We pause briefly to address two other contentions advanced by the appellant. First, Quintero asseverates that her discharge was actionable under 42 U.S.C. § 1983 because it transgressed the Puerto Rico Constitution and, thus, transgressed federal law. We disagree. The notion that the Puerto Rico Constitution should be considered a federal law for this purpose flies in the teeth of this court's earlier opinions. See, e.g., United States v. Quinones, 758 F.2d 40, 42-43 (1st Cir.1985). By the same token, the fact that the Puerto Rico Constitution itself prohibits discrimination on the basis of alienage does not assist appellant. A federal court may not order state officials to conform their behavior to state law. Pennhurst State School and Hospital v. Halderman, 465 U.S. 89, 106, 104 S.Ct. 900, 911, 79 L.Ed.2d 67 (1984). To the extent that appellant seeks relief based on Puerto Rico law, her remedy, if any, lies in the courts of the Commonwealth.
Appellant's last argument questions whether the district court erred in abstaining under Pullman. That issue, however, is moot. Whether or not error inhered — a subject on which we take no view — there is no effective relief that we now can provide. Courts are without jurisdiction to address academic questions.
We need go no further. Although the plaintiff's plight may evoke a certain amount of sympathy, the undisputed fact is that her dismissal implicated no breach of a clearly established federal constitutional or statutory right.
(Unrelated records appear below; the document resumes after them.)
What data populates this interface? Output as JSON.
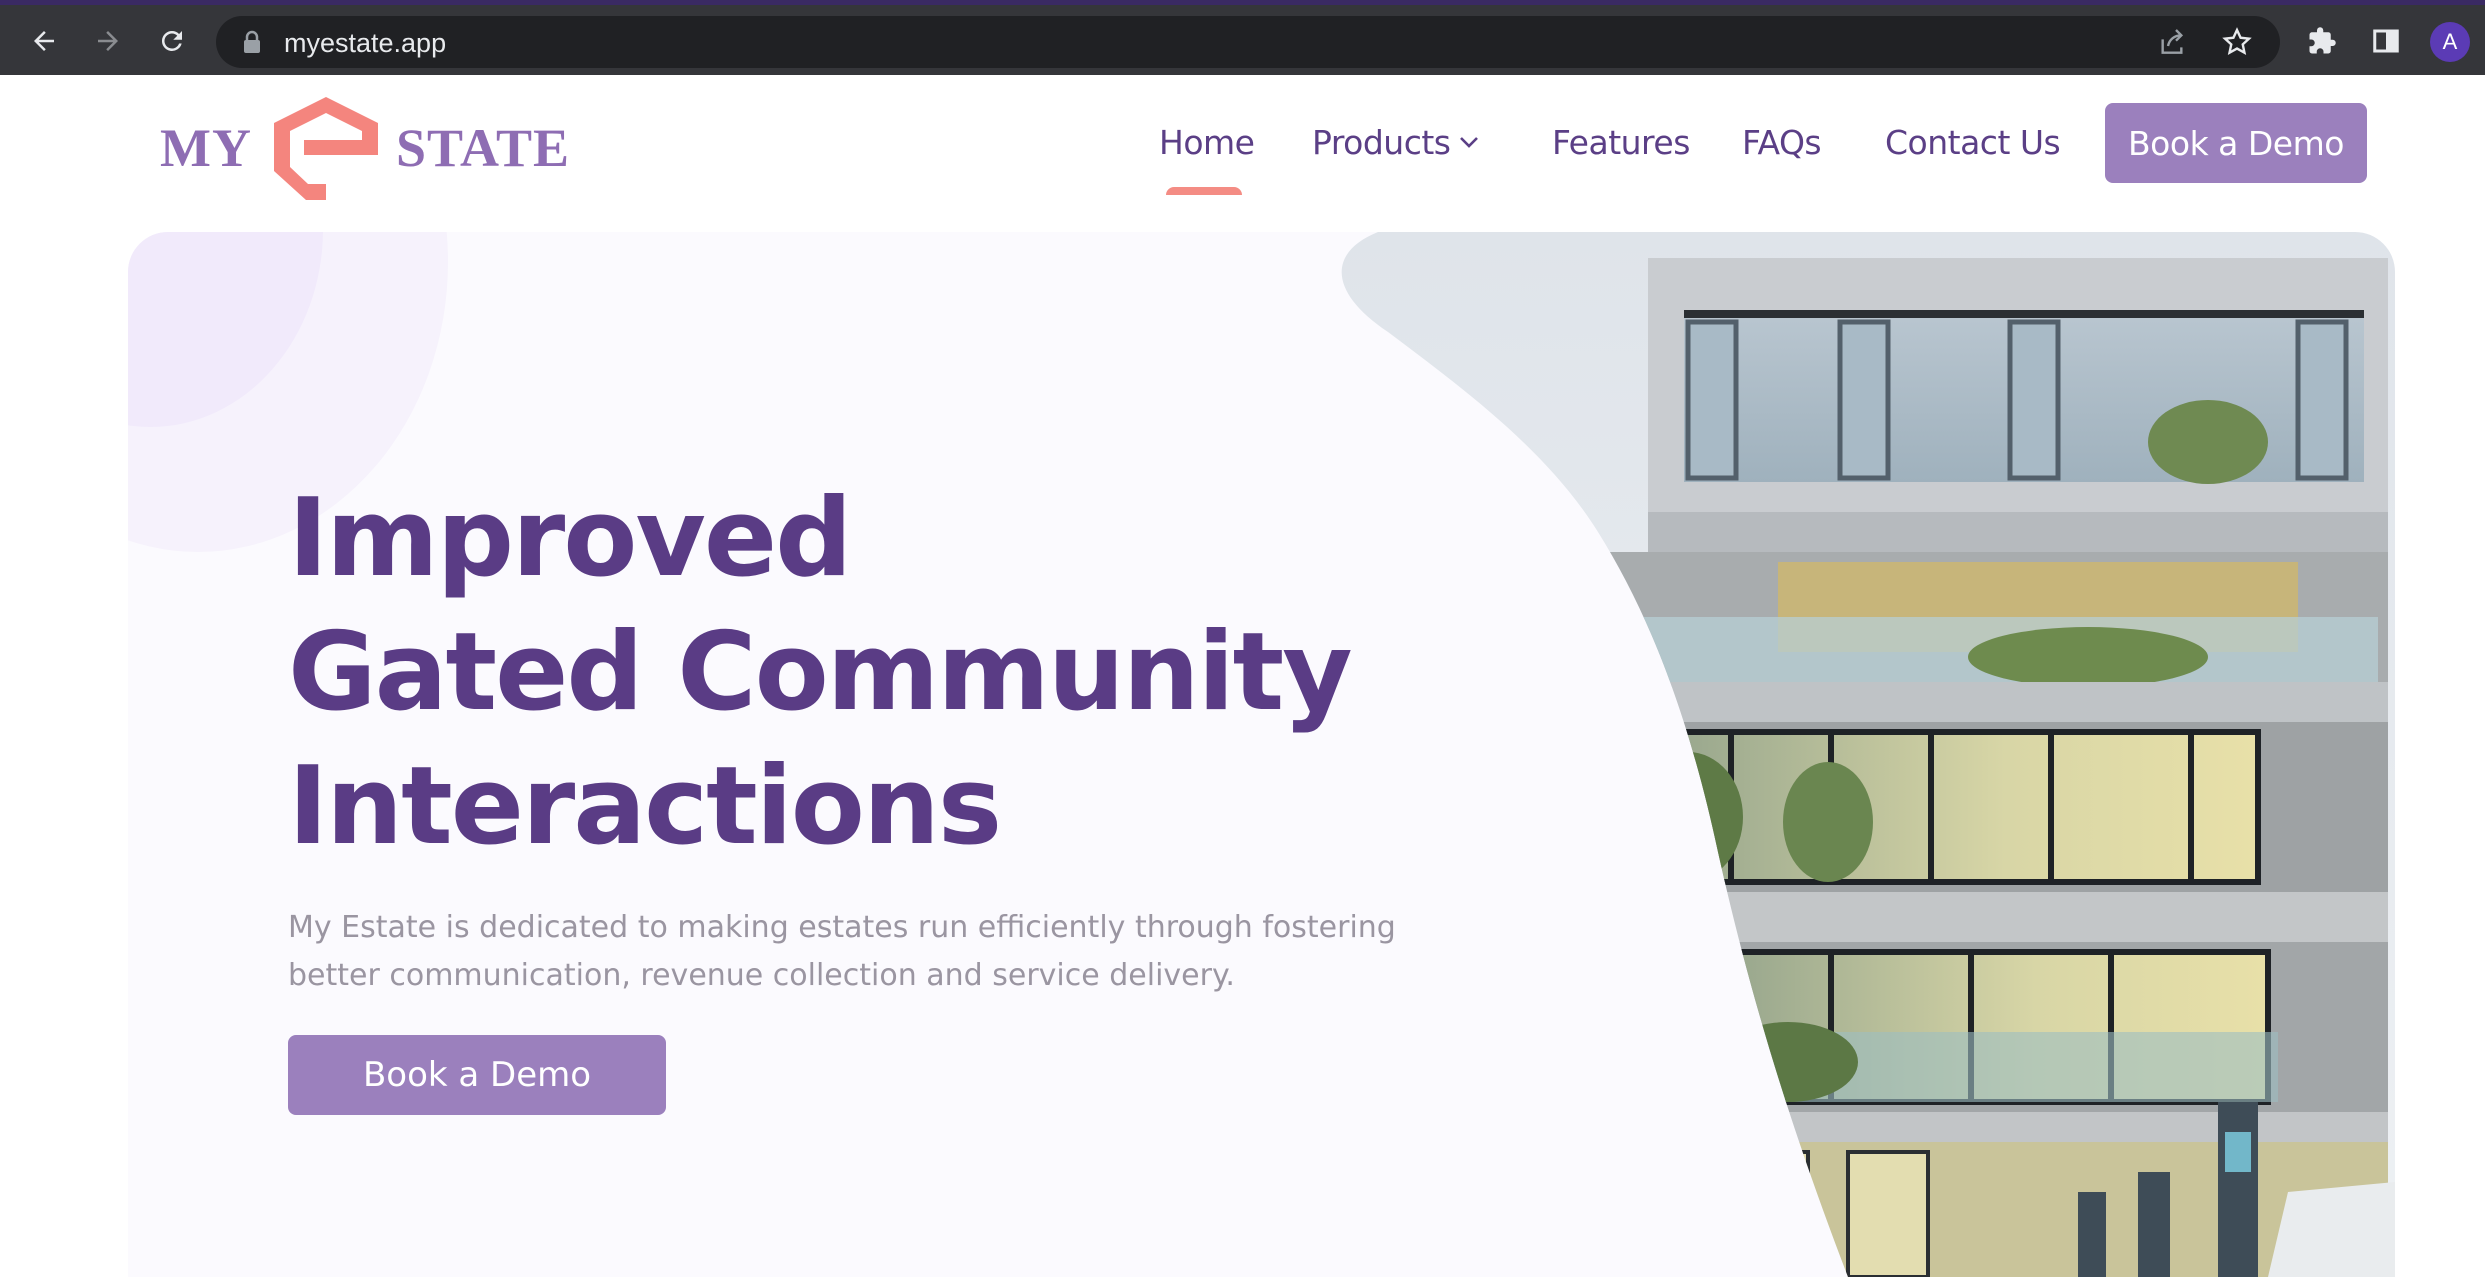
{
  "browser": {
    "url": "myestate.app",
    "profile_initial": "A",
    "icons": [
      "back-arrow-icon",
      "forward-arrow-icon",
      "reload-icon",
      "lock-icon",
      "share-icon",
      "star-icon",
      "extensions-icon",
      "side-panel-icon"
    ]
  },
  "logo": {
    "left_word": "MY",
    "right_word": "STATE",
    "colors": {
      "mark": "#f4857e",
      "text": "#8e6db3"
    }
  },
  "nav": {
    "items": [
      {
        "label": "Home",
        "active": true
      },
      {
        "label": "Products",
        "dropdown": true
      },
      {
        "label": "Features"
      },
      {
        "label": "FAQs"
      },
      {
        "label": "Contact Us"
      }
    ],
    "cta_label": "Book a Demo"
  },
  "hero": {
    "title_lines": [
      "Improved",
      "Gated Community",
      "Interactions"
    ],
    "description": "My Estate is dedicated to making estates run efficiently through fostering better communication, revenue collection and service delivery.",
    "cta_label": "Book a Demo"
  },
  "colors": {
    "brand_purple": "#5a3c85",
    "button_purple": "#9b80bd",
    "accent_coral": "#f48c84",
    "hero_bg": "#fbfafe"
  }
}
The judgment below is summarily affirmed. See 1st Cir.R. 27.1. Costs to appellees.